David Lynch Exhibition: New Painting and Sculpture

David Lynch William Griffin Gallery Exhibition

Last week, I had the chance to visit the William Griffin Gallery in Santa Monica, Los Angeles, and check out David Lynch’s second exhibition in this space: New Painting and Sculpture.

Using cold-rolled steel, plaster, gauze, tint, resin and other materials and objects like matches and cardboard, the movie director creates unique, story-telling paintings and lamps. Some would call these stories scary or bizarre, I found them amusing. Take “Pete Goes To His Girlfriend’s House”, where the seemingly romantic title of the mixed media painting gets contradicted with images of a terrified, doll-sized woman and a monstrous man carrying a gun AND a knife. I love dark humor.

David Lynch: Pete Goes To This Girlfriend's House
Pete Goes To This Girlfriend's House

Fire is present in many of Lynch’s works, including his paintings. Note the use of little light bulbs to visualize fire sparks.

David Lynch - Boy Lights Fire
Boy Lights Fire

And here’s the “new sculpture” as referred to in the exhibit’s title. Think of Lynch’s table and floor lamp sculptures as Tim Burton meets industrial.

David Lynch - Red Black Yellow Table Lamp
Red Black Yellow Table Lamp

There are a bunch of pictures from the exhibit’s opening night, attended by Lynch ladies Laura Dern, Laura Harring and Grace Zabriskie, available at isopix.be

David Lynch and his sculptures
David Lynch in front of a sculpture on the opening night

By the way, mad props to Maggie Kayne for sporting a Black Lodge outfit to the reception.

Maggie Kayne as the Black Lodge
Maggie Kayne is wearing the Black Lodge

From the press release:

While many film directors have made forays into the other visual arts—usually as filmmaking aids—Lynch’s paintings, sculptures, and photography are integral to his vision and comprise a body of work in their own right. Yet ultimately Lynch is unique in creating works that touch a nerve in the narrative of the American psyche no matter the medium.
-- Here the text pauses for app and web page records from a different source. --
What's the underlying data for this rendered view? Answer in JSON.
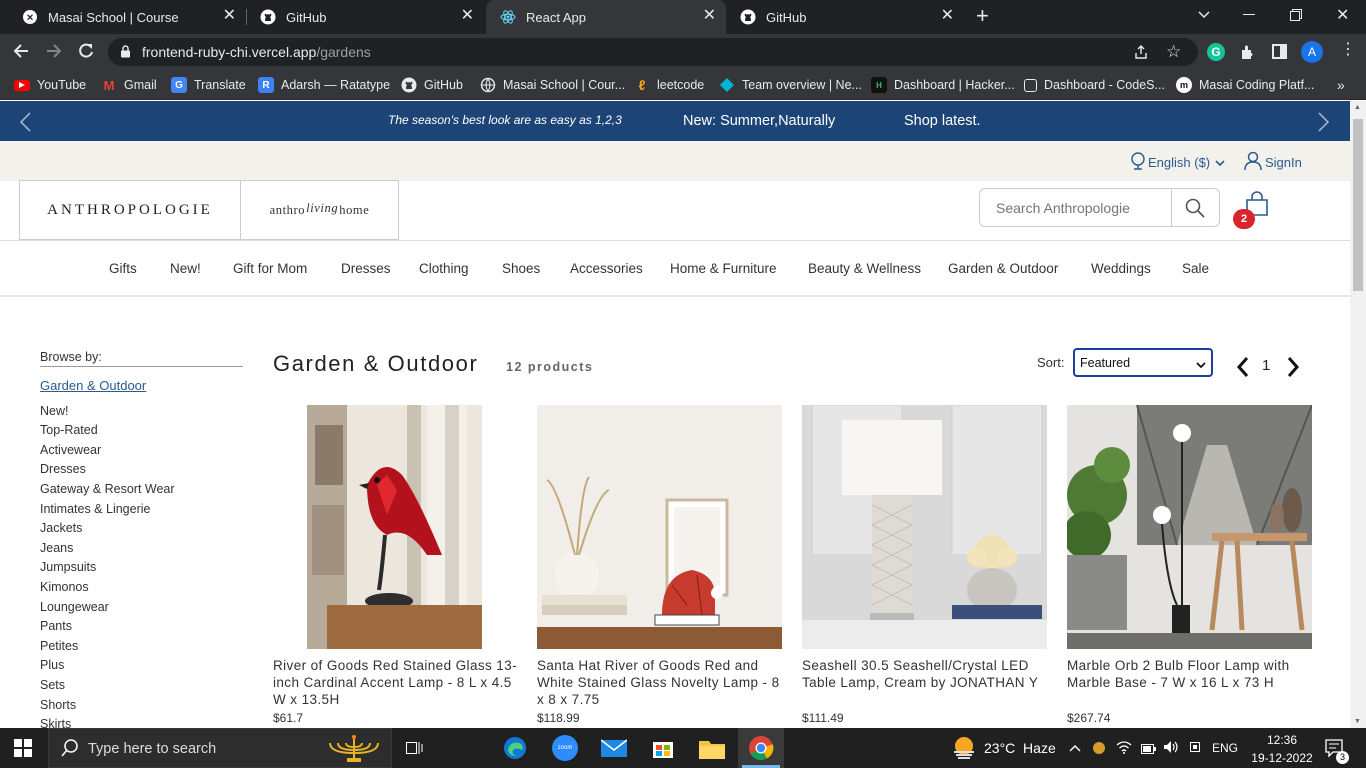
{
  "browser": {
    "tabs": [
      {
        "title": "Masai School | Course",
        "active": false
      },
      {
        "title": "GitHub",
        "active": false
      },
      {
        "title": "React App",
        "active": true
      },
      {
        "title": "GitHub",
        "active": false
      }
    ],
    "url_main": "frontend-ruby-chi.vercel.app",
    "url_path": "/gardens",
    "profile_letter": "A",
    "bookmarks": [
      {
        "label": "YouTube",
        "icon": "youtube-icon"
      },
      {
        "label": "Gmail",
        "icon": "gmail-icon"
      },
      {
        "label": "Translate",
        "icon": "translate-icon"
      },
      {
        "label": "Adarsh — Ratatype",
        "icon": "ratatype-icon"
      },
      {
        "label": "GitHub",
        "icon": "github-icon"
      },
      {
        "label": "Masai School | Cour...",
        "icon": "masai-icon"
      },
      {
        "label": "leetcode",
        "icon": "leetcode-icon"
      },
      {
        "label": "Team overview | Ne...",
        "icon": "team-icon"
      },
      {
        "label": "Dashboard | Hacker...",
        "icon": "hackerrank-icon"
      },
      {
        "label": "Dashboard - CodeS...",
        "icon": "codesignal-icon"
      },
      {
        "label": "Masai Coding Platf...",
        "icon": "masai-coding-icon"
      }
    ]
  },
  "promo": {
    "left_text": "The season's best look are as easy as 1,2,3",
    "center_text": "New: Summer,Naturally",
    "right_text": "Shop latest."
  },
  "utility": {
    "language": "English ($)",
    "signin": "SignIn"
  },
  "header": {
    "logo": "ANTHROPOLOGIE",
    "logo2_left": "anthro",
    "logo2_mid": "living",
    "logo2_right": "home",
    "search_placeholder": "Search Anthropologie",
    "cart_count": "2"
  },
  "nav": [
    "Gifts",
    "New!",
    "Gift for Mom",
    "Dresses",
    "Clothing",
    "Shoes",
    "Accessories",
    "Home & Furniture",
    "Beauty & Wellness",
    "Garden & Outdoor",
    "Weddings",
    "Sale"
  ],
  "sidebar": {
    "browse_label": "Browse by:",
    "current": "Garden & Outdoor",
    "items": [
      "New!",
      "Top-Rated",
      "Activewear",
      "Dresses",
      "Gateway & Resort Wear",
      "Intimates & Lingerie",
      "Jackets",
      "Jeans",
      "Jumpsuits",
      "Kimonos",
      "Loungewear",
      "Pants",
      "Petites",
      "Plus",
      "Sets",
      "Shorts",
      "Skirts"
    ]
  },
  "listing": {
    "title": "Garden & Outdoor",
    "count": "12 products",
    "sort_label": "Sort:",
    "sort_value": "Featured",
    "page": "1"
  },
  "products": [
    {
      "title": "River of Goods Red Stained Glass 13-inch Cardinal Accent Lamp - 8 L x 4.5 W x 13.5H",
      "price": "$61.7"
    },
    {
      "title": "Santa Hat River of Goods Red and White Stained Glass Novelty Lamp - 8 x 8 x 7.75",
      "price": "$118.99"
    },
    {
      "title": "Seashell 30.5 Seashell/Crystal LED Table Lamp, Cream by JONATHAN Y",
      "price": "$111.49"
    },
    {
      "title": "Marble Orb 2 Bulb Floor Lamp with Marble Base - 7 W x 16 L x 73 H",
      "price": "$267.74"
    }
  ],
  "taskbar": {
    "search_placeholder": "Type here to search",
    "weather": "23°C  Haze",
    "lang": "ENG",
    "time": "12:36",
    "date": "19-12-2022",
    "notifications": "3"
  },
  "colors": {
    "promo_bg": "#1d4477",
    "accent_blue": "#2b5a8f",
    "cart_badge": "#d9262e"
  }
}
In this he is a poet and not merely a fantasist.

Through May 28, 2011 (Tuesday-Saturday from 10 AM to 6 PM) at the William Griffin Gallery, 2902 Nebraska Avenue Santa Monica, CA 90404 (310.586.6886).

Pieter Dom

Written by Pieter Dom

Founder and curator of Welcome to Twin Peaks since 2011. Bobsessed since March 1991.

Comments

Share your thoughts
  1. Am I getting this right?

    In, “Boy Lights Fire,” the artist is depicting “boy” as the bad thief in this golgothian tryptic to the *illiterate* (secular society; actors playing in “Left Side Story” of *The Bell Hill*). However, to the literate, the educated folk, the priestly class, *boy* appears as the *Good Thief*.

    The work is making the point that the same information can manifest opposing meanings in the minds of the so edified from one end of the intelligence spectrum to the other. It is (I believe) the statement that he has found this thread running through his previous observation that the nature of life seems chaotic, as information dispatchers do not pay attention to the manipuable qualities of this phenomena.

    Glossarism–the art of saying giving disparate messages to *insiders* versus *the unintitated*.

    At any rate I absolutely loved, “Wild at Heart,” and thus pretty much trust this person’s intent.

    Thank you very much, David Lynch and the people who’ve let me comment here. Thank you again.

    Best regards,

    Captian Phily

  2. Am I getting this right? (finished version)

    In, “Boy Lights Fire,” the artist is depicting “boy” as the bad thief in this golgothian tryptic to the *illiterate* (secular society; actors playing in “Left Side Story” of *The Bell Hill*). However, to the literate, the educated folk, the priestly class, *boy* appears as the *Good Thief*.

    The work is making the point that the same information can manifest opposing meanings in the minds of the so edified from one end of the intelligence spectrum to the other. It is (I believe) the statement that he has found this thread running through his previous observation that the nature of life seems chaotic, as information dispatchers do not pay attention to the manipuable qualities of this phenomena.

    I think too that the artist here is saying, most vividly (as usual for him), that he feels that the phenomenon of *Glossarism*-–the art of giving disparate messages to differinbg groups of individuals–is a phenomenon that should be paid much mind, as its potential as a manipulatory tool has the potential to interject a nearly ultimate amount of confusion into the milieu.

    At any rate I absolutely loved, “Wild at Heart,” and thus pretty much trust this person’s intent.

    Thank you very much, David Lynch and the people who’ve let me comment here. Thank you again.

    Best regards,

    Captian Phily

Leave a Reply

Your email address will not be published. Required fields are marked *

Optionally add an image (JPEG only)

Loading…

0

Comments

0 comments